New use for CETSA: monitoring innate immune receptor stability
via post-translational modification by OGT
Walter R. Drake
Natasha E. Zachara
Catherine Leimkuhler Grimes
Received: 14 October 2017 /Accepted: 21 March 2018 / Published online: 18 April 2018
Springer Science+Business Media, LLC, part of Springer Nature 2018
O-GlcNAcylation is a dynamic and functionally diverse post-translational modification shown to affect thousands of proteins,
including the innate immune receptor nucleotide-binding oligomerization domain-containing protein 2 (Nod2). Mutations of Nod2
(R702W, G908R and 1007 fs) are associated with Crohn’s disease and have lower stabilities compared to wild type. Cycloheximide

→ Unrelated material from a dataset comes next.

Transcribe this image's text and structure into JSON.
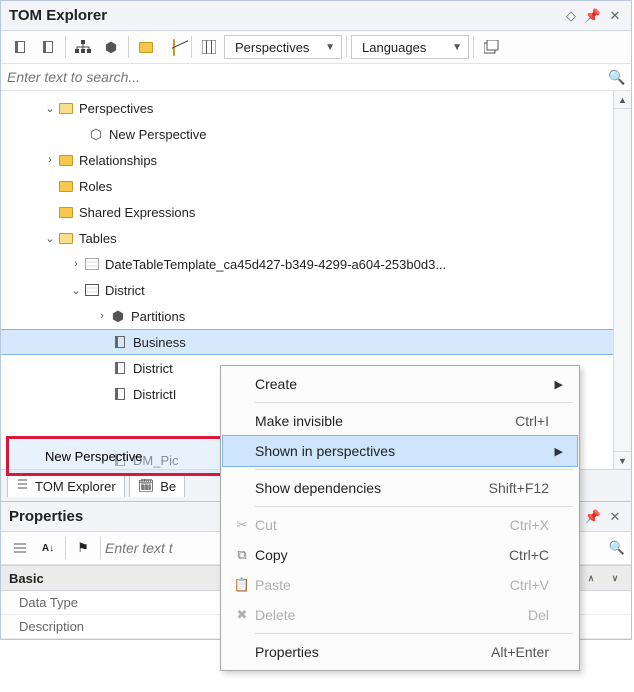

(CHX)-chase half-life assays have been used to show that O-GlcNAcylation increases the stability and response of both wild type
and Crohn’s variant Nod2, R702W. A more rapid method to assess stability afforded by post-translational modifications is necessary

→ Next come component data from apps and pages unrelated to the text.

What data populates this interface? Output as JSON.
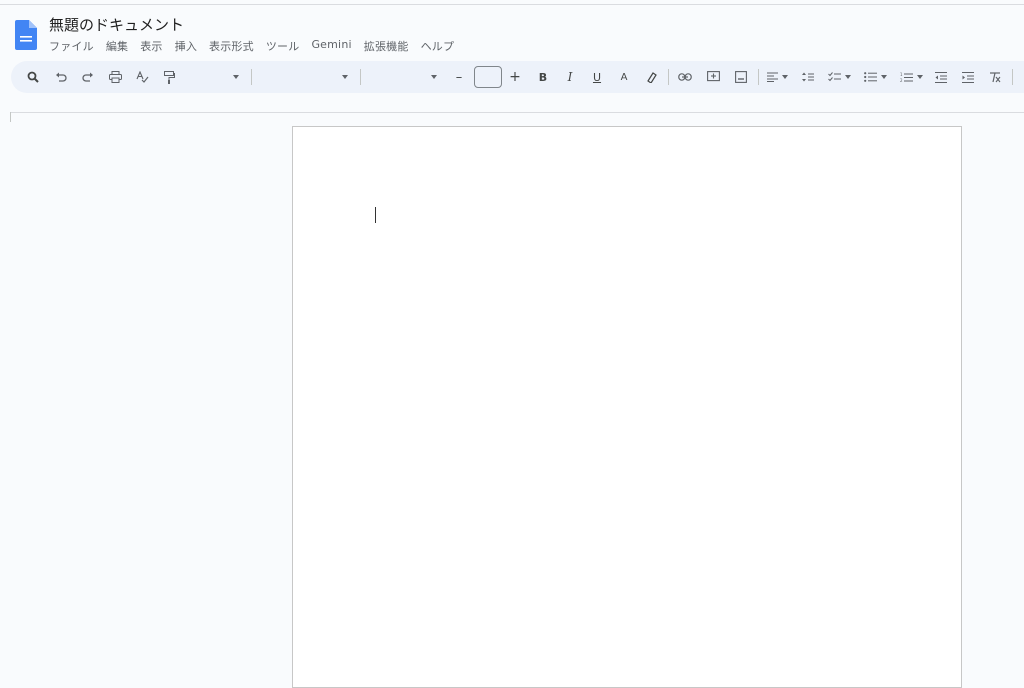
{
  "app": {
    "document_title": "無題のドキュメント"
  },
  "menu": {
    "items": [
      "ファイル",
      "編集",
      "表示",
      "挿入",
      "表示形式",
      "ツール",
      "Gemini",
      "拡張機能",
      "ヘルプ"
    ]
  },
  "toolbar": {
    "icons": [
      "search-icon",
      "undo-icon",
      "redo-icon",
      "print-icon",
      "spellcheck-icon",
      "paint-format-icon",
      "zoom-dropdown",
      "style-dropdown",
      "font-dropdown",
      "font-size-decrease-icon",
      "font-size-input",
      "font-size-increase-icon",
      "bold-button",
      "italic-button",
      "underline-button",
      "text-color-button",
      "highlight-icon",
      "link-icon",
      "comment-icon",
      "image-icon",
      "align-icon",
      "line-spacing-icon",
      "checklist-icon",
      "bulleted-list-icon",
      "numbered-list-icon",
      "decrease-indent-icon",
      "increase-indent-icon",
      "clear-formatting-icon"
    ],
    "bold_label": "B",
    "italic_label": "I",
    "underline_label": "U",
    "text_color_label": "A",
    "minus_label": "–",
    "plus_label": "+"
  },
  "colors": {
    "background": "#f9fbfd",
    "toolbar": "#edf2fa",
    "doc_icon": "#4285f4"
  }
}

to fully comprehend the correlation between NLR stability and O-GlcNAcylation. Here, a recently developed cellular thermal shift
assay(CETSA)thatistypicallyusedtodemonstrate protein-ligand binding was adapted to detect shifts in protein stabilization upon
increasing O-GlcNAcylation levels in Nod2. This assay was used as a method to predict if other Crohn’s associated Nod2 variants
were O-GlcNAcylated, and also identified the modification on another NLR, Nod1. Classical immunoprecipitations and NF-κB
transcriptional assays were used to confirm the presence and effect of this modification on these proteins. The results presented here
demonstrate that CETSA is a convenient method that can be used to detect the stability effect of O-GlcNAcylation on O-GlcNAc-
transferase (OGT) client proteins and will be a powerful tool in studying post-translational modification.
O-GlcNAcylation is a dynamic post-translational modifica-
tion (PTM) characterized by the addition of monosaccharides
of O-linked N-acetylglucosamine (GlcNAc) to serine and/or
threonine residues of a protein using the nucleotide sugar,
uridine diphosphate (UDP)-GlcNAc (Groves et al. 2013).
Two enzymes mediate this modification: O-GlcNAc
Transferase (OGT), which adds GlcNAc to target proteins,
and O-GlcNAcase (OGA), which removes GlcNAc (Torres
and Hart 1984; Haltiwanger et al. 1990;DongandHart
1994). O-GlcNAcylation is a functionally diverse PTM, asso-
ciated with transcriptional regulation, signaling in response to
nutrients and stress, and prevention of nascent polypeptides
from early degradation (Jackson and Tijan 1988;Hartetal.
2007; Yang and Qian 2017; Zhu et al. 2015; Worth et al.
2017). We, along with others, have shown that modification
of a protein substrate by OGT often leads to increased cellular
stability of the client protein (Hou et al. 2016; Qin et al. 2017;
Yang and Qian 2017;Ruanetal.2012; Chu et al. 2014).
In order to fully appreciate the correlation between stability
and O-GlcNAcylation on OGT’s thousands of protein sub-
strates, accessible, high throughput methods are needed.
Here an easy to use cellular thermal shift assay (CETSA) is
repurposed to probe the effect of the OGT-modification on
protein stability. CETSA is a relatively new technique intro-
ducedbyParNordlundandcolleagues at the Karolinska
Institutet to assess protein-ligand binding utilizing live cells
(Martinez Molina et al. 2013;Jafarietal.2014). This assay
Walter R. Drake and Ching-Wen Hou contributed equally to this work.
Electronic supplementary material The online version of this article
(https://doi.org/10.1007/s10863-018-9754-z) contains supplementary
material, which is available to authorized users.
* Catherine Leimkuhler Grimes
Department of Chemistry and Biochemistry, University of Delaware,
Newark, DE 19716, USA
Department of Biological Chemistry, The Johns Hopkins University
School of Medicine, Baltimore, MD 21205, USA
Department of Biological Sciences, University of Delaware,
Newark, DE 19716, USA
Journal of Bioenergetics and Biomembranes (2018) 50:231–240